My boat has Strong Track on the mast for raising the mainsail
. I've owned the boat for the past year and it has been a bear to get the main up to the top of the mast since day one. It's not real bad till I get it about 8-10 feet from the top and then it binds up and is a lot harder to get up(yeah I know its heavy). Even with me at the mast pulling down on the halyard and my wife at a winch
, it is still everything we can do to get it up to the top. I just had all the standing rigging
replaced and it is still tough getting it to the top.
The mast is nice and straight so that's not the problem.
I bought my boat about 7 years ago and had the same problem as you from the start. I tried all the usual things including a new halyard etc. I finally decided on a Strong Track system which I bought from SailCare. They are the same company that cleans and refurbishes sails

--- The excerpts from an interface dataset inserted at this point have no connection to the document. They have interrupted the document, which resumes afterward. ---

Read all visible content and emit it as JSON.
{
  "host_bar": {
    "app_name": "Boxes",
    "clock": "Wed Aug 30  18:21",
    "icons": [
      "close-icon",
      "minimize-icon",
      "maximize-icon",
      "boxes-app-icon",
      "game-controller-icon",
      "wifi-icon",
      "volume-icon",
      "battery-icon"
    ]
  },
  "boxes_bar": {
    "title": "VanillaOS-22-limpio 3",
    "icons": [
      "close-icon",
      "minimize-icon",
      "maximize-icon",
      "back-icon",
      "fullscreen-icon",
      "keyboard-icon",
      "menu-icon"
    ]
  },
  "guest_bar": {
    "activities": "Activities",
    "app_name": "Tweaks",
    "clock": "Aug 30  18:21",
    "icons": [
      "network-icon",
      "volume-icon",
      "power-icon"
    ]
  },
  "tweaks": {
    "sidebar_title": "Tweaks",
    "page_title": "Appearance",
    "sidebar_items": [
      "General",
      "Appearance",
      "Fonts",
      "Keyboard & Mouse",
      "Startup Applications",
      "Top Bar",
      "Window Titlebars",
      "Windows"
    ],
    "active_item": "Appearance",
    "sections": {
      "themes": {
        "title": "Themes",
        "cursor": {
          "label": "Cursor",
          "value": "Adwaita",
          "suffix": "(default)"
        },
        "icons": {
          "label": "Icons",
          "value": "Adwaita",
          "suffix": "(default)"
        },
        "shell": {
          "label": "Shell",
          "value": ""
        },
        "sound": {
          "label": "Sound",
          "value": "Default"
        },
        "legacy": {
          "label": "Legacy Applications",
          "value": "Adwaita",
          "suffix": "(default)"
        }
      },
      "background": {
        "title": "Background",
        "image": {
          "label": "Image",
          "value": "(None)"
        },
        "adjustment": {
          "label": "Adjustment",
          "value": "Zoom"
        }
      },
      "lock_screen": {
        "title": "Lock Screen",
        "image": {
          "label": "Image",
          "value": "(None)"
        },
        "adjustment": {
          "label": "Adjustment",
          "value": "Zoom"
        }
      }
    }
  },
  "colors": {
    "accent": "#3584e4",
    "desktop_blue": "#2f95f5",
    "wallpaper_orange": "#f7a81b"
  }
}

. I sent them my main for them to do the modifications required for using the track.
After installing the track system I was really disappointed. The main dropped easily but still raised really hard. Had to use the winch
and couldn't ever consider single
handling the boat.
I posted my problem all over the place and got all the same answers you did in your postings.
Then one day I had an idea. Could the full length batten tension be working in reverse. In other words just as the battens force the roach out, couldn't they be forcing the slides into the back of the track? Just about the same time one of my responders on SailboatOwners.com posted that he thought the problem was the battens.
He suggested that I remove the battens and try hoisting the main and see what happens. I removed the battens and lubed up the slides with McLube and the thing flew up the mast.
When SailCare did the modifications on my main they put velcro closures on the aft end of the batten pockets. When I originally installed the battens I thought 'the tighter the better' because I didn't want to lose one. Wrong! The battens should be lubed with McLube before being replaced in the pockets and then slid in just enough to eliminate any wrinkles in the batten pocket. The lube helps the batten 'pop' when the sail shape reverses.
The big test will see if this works over the long run but so far, the sail raises by hand with just a little effort when directly into the wind
. I have lazy jacks that I don't like to slacken so if she is not pointed directly into the wind
the battens will catch on the jacks so that is a good indication on my boat that I am not dead into the wind.
I believe the same thing was happening before the track system was installed and it was even worse because their was absolutely no way to retension the battens short of cutting them. They were captive between the fore sail slides and the aft batten pocket enclosures. These enclosures were screwed closed so the battens couldn't be touched.
I now see where there are enclosures that have a tensioning screw in them and even a line activated system for releasing batten tension on high performance rigs.
I hope this solves your problem..let me know.
P.S. I tried sending you a message but I am a new member
and the system wouldn't all it.